The foot-in-the-door technique is a compliance tactic. You want to get the customer to agree to your large request, such as a major purchase. To get them to do that, you first have to get them to agree to something small.
First get a small "yes." Then get a bigger "yes."
This is how it goes:
- Sign up for my newsletter. (Little yes.)
- Buy my online course. (Big yes.)
- Give me your email address. (Little yes.)
- Buy my ebook. (Big yes.)
7. Door in the face technique
The psychological opposite of the foot-in-the-door technique is the door-in-the-face technique. Instead of asking for a small yes, you ask for a "big no."
- Will you buy this $19,089 product? Big no.
- Okay, then will you buy this $19 product? Yes.
Cialdini et al., tested this theory by asking subjects for a big favor, followed by a smaller favor. Respondents who were primed with the big favor were far more likely to respond affirmatively than were subjects who were asked only for the small favor.
The priming — that door-in-the-face — ideally increased the likelihood of a “yes” on the second go.
8. Make every choice easy.
Every choice is an effort that drains a little bit of mental power every time.
The more decisions we make as the day goes on, the less ability we have to make good ones.
Take the well-known case of an Israeli court. Researchers found that prisoners who appeared before the court early in the morning received parole 70% of the time. But prisoners who appeared at the end of the day got parole only 10% of the time.
Why? Because the judges had made so many decisions that by the time 5 o'clock rolled around, they were getting tired. They weren’t being lazy. They were just decisioned out.
Decision fatigue is real, and it makes an impact on every area of life. President Obama has a limited amount of decision-making ability by which he must guide the nation’s policies. To save his decision-making power, he always wears the same suit. Why? So he won’t have to waste precious decision power on the decision between dark gray or dark blue (unless he wears a tan one).
Brain power is a resource. Your goal in the conversion funnel is to reduce the amount of decision-making by your customers. The less you tax their mental resource, the more likely they are to use that brain power for punching in their credit card info at the end.

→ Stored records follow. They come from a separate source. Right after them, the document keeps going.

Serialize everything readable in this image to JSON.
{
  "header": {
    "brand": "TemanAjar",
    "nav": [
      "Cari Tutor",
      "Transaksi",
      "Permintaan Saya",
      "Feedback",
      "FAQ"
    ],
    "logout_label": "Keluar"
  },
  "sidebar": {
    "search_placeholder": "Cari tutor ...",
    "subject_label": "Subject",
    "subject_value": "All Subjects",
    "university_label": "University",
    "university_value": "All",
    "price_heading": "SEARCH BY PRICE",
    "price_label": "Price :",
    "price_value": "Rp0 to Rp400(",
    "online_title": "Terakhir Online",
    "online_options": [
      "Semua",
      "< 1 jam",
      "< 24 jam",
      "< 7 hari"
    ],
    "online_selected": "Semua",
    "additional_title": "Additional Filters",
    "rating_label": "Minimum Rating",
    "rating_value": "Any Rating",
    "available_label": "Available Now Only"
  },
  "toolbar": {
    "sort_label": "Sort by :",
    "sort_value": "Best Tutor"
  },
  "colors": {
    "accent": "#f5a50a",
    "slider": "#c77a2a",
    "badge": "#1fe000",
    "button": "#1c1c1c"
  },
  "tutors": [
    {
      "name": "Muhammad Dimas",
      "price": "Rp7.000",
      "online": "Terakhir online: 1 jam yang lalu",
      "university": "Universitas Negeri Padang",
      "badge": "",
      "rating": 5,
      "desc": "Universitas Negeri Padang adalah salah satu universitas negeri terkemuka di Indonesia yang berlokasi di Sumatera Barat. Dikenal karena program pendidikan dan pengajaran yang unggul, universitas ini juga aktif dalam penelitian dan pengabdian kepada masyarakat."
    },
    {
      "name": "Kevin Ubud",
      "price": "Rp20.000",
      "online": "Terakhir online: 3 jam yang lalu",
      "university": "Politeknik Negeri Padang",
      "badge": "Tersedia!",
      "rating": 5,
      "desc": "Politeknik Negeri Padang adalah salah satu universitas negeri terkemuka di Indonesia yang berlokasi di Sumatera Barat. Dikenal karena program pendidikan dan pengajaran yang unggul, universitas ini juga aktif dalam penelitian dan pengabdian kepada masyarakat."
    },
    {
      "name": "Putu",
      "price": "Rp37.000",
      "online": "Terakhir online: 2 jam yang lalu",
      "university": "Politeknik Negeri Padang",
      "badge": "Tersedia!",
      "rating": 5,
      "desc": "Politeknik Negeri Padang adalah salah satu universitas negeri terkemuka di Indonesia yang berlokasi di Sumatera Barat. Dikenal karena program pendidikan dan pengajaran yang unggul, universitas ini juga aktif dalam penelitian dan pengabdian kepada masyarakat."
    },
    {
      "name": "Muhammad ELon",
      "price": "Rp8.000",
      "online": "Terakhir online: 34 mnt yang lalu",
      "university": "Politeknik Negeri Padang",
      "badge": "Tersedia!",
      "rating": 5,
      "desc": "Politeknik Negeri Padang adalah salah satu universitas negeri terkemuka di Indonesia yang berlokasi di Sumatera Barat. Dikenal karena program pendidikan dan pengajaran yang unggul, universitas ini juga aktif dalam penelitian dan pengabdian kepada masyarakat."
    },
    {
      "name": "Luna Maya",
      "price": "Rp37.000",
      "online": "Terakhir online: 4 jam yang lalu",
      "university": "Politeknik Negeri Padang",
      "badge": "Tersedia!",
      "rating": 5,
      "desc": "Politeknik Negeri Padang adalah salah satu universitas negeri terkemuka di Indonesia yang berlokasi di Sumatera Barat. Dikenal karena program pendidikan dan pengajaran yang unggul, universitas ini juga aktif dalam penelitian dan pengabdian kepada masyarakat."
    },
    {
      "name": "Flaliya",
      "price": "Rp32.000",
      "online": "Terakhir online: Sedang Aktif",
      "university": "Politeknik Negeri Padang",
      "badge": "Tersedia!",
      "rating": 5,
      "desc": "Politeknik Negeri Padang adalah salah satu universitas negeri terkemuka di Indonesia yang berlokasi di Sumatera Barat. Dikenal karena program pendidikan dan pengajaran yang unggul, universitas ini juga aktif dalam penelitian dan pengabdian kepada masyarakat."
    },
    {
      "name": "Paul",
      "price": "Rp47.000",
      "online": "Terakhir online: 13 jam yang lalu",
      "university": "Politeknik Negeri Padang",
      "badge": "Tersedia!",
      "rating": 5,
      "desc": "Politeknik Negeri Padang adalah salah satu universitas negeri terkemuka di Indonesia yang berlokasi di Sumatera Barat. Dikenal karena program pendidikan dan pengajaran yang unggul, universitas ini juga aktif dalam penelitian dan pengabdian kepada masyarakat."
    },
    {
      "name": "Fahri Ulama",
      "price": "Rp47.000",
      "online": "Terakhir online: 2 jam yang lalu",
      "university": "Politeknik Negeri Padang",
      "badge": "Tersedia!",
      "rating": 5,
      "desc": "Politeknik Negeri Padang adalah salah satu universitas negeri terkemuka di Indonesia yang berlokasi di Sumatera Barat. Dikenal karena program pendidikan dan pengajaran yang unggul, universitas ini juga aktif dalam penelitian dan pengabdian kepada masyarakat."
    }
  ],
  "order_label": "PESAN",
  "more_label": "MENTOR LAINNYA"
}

Audible has a great strategy. Just two choices.
MixPanel has an awful strategy. Too many choices.
And Karma is even better. One choice. One.
9. Tell them which one to buy.
All too often, we’re scared of telling people what to do.
In reality, most people want to be told what to do.
And you’re the one to tell them. If they are in a conversion-ready position, then you need to coax them along to make the best decision.
Have you ever seen this happen in a restaurant?
Guest: “Hmm. I don’t know. What do you recommend?”
Waiter, thinking about her tip: “Oh, I really like the strip steak paired with the Chateau Margaux 2009.” (Price: $190)
Guest: “Oh, that sounds good. I’ll get that. Medium rare, please.”
Just tell them what to do, and they’ll do it.
Persuasion is good, but sometimes directives work better.
You can, of course, be subtle. The “most popular” tag above the middle price is one such example of a subtle directive.
Xero does the same thing.
A similar nudge comes by differentiated design, as in the case of ZenDesk’s vivid green middle choice.
Pricing is about smart. It’s about strategy. It’s about psychology.
When it’s time to hammer out pricing, place the discussion of profit margins and pie charts off to the side, just for a minute.
Instead, think about the tips, tricks, hacks and psychological insights that can take a pricing page from bland to brilliant. Just one of these tricks can make you that much more profitable.